"Get out of the room, you drunken vagabond!" he roared.
Torm was deeply offended. He made a low, grand bow, and with as much dignity as his unsteady condition would admit, marched very statelily from the room, and passing out through the dining-room, where he stopped to abstract only one more drink from the long, heavy, cut-glass decanter on the sideboard, meandered to his house in the back-yard, where he proceeded to talk religion to Charity, his wife, as he always did when he was particularly drunk. He was expounding the vision of the golden candlestick, and the bowl and seven lamps and two olive-trees, when he fell asleep.
The roarer, as has been said, was the Colonel; the meanderer was Drinkwater Torm. The Colonel gave him the name, "because," he said, "if he were to drink water once he would die."
As Drinkwater closed the door, the Colonel continued, fiercely:
"Damme, Polly, I will! I'll sell him to-morrow morning; and if I can't sell him I'll give him away."
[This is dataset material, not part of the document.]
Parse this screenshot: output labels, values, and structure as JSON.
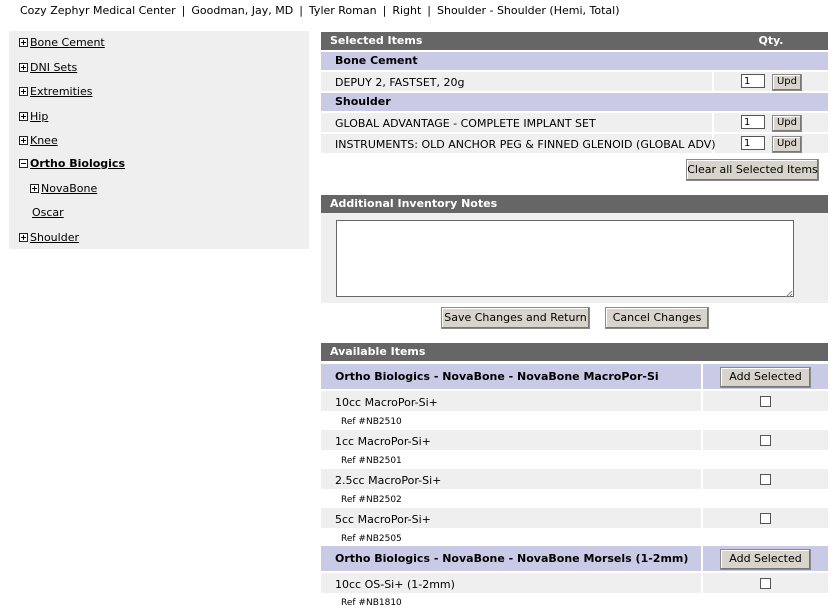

Polly, with troubled great dark eyes, was wheedling him vigorously.
"No; I tell you, I'll sell him.—'Misery in his back!' the mischief! he's a drunken, trifling, good-for-nothing n****r! and I have sworn to sell him a thousand—yes, ten thousand times; and now I'll have to do it to keep my word."